## Exercise requirements
Within the listing below, how many lines hold "icon"? Reply with that number and no other text.

## Provided records
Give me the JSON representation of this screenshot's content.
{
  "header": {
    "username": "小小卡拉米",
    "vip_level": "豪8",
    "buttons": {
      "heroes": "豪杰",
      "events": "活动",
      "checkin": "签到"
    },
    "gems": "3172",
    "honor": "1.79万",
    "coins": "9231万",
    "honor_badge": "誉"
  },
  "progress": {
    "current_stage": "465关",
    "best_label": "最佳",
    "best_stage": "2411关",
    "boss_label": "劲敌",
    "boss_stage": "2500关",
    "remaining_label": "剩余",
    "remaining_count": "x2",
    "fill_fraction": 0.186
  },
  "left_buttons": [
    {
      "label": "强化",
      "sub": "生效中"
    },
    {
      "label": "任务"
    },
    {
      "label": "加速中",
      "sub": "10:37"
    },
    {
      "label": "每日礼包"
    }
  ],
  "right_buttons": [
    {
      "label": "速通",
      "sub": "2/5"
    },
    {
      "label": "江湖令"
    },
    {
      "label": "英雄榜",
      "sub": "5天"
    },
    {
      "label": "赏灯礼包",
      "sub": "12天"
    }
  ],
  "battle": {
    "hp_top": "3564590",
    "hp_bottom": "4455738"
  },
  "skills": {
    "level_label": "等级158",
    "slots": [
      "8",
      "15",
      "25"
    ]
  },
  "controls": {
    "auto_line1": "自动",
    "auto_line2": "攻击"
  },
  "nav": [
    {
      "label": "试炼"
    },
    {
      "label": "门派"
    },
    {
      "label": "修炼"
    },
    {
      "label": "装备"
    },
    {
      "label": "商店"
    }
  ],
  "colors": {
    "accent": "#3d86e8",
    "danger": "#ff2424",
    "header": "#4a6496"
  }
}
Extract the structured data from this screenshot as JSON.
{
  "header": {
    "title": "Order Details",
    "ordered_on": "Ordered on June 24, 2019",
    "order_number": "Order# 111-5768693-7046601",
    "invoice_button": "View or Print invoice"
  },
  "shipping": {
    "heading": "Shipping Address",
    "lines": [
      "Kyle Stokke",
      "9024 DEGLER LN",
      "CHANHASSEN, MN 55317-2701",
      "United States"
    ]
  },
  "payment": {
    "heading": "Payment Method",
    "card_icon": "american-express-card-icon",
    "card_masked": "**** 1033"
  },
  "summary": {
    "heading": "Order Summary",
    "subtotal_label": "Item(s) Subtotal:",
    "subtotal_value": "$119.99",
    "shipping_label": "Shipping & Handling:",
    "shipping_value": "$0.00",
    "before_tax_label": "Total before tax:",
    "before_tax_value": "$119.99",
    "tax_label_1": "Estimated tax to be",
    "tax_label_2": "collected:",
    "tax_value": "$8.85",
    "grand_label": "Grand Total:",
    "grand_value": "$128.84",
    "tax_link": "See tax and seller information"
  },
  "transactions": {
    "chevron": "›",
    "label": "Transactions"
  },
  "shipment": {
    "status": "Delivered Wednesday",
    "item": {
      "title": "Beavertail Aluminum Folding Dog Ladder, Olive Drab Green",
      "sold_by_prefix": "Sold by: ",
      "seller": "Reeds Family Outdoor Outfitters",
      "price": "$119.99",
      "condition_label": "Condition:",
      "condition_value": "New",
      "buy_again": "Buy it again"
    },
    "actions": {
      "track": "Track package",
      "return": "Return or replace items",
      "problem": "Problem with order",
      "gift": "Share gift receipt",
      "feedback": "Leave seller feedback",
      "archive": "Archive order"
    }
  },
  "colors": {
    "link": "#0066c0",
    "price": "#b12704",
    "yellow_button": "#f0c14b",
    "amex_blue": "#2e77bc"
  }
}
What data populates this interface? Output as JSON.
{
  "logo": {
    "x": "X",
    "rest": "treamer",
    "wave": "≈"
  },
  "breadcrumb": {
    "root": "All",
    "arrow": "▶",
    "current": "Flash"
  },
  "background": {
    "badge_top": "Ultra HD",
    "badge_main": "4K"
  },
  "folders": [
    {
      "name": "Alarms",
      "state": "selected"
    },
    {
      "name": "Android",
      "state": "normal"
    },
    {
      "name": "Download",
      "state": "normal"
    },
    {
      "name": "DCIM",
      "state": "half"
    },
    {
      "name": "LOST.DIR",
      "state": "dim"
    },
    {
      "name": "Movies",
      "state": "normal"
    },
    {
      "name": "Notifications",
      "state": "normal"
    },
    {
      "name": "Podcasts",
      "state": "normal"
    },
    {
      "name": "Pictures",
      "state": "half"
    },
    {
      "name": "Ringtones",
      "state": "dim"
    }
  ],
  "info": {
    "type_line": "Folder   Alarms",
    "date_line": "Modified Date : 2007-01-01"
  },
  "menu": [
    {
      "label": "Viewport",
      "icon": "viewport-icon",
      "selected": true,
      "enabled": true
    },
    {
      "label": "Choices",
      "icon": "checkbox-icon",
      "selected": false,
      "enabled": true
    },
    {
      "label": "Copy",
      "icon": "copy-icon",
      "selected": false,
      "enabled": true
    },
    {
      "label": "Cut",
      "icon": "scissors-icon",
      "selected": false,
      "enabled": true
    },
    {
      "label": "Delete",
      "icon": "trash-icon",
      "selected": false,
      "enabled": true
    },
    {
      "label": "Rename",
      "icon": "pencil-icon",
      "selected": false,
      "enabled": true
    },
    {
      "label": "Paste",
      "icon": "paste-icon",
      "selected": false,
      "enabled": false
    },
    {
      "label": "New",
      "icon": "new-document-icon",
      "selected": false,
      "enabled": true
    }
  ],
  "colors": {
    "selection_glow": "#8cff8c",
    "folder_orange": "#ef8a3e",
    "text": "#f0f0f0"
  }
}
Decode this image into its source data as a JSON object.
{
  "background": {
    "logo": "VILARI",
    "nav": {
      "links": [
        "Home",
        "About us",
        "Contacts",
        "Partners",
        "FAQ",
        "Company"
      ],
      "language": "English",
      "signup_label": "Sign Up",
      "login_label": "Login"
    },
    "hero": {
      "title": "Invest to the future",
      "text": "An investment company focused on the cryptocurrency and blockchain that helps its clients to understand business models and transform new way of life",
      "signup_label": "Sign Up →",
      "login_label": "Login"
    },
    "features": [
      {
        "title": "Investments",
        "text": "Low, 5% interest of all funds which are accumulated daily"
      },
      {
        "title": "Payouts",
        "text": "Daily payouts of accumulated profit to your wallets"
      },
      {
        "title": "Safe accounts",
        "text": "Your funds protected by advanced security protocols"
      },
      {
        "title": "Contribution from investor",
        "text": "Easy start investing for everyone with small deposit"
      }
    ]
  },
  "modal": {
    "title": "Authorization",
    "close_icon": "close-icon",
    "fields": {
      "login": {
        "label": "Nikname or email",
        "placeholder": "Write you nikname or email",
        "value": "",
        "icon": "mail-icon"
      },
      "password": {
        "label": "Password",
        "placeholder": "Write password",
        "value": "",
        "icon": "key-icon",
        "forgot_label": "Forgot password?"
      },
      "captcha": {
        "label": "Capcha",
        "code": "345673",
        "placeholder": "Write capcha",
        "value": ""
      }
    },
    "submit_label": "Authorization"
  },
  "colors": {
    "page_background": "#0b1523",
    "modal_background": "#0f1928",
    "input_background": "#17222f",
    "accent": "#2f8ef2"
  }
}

## Task output
12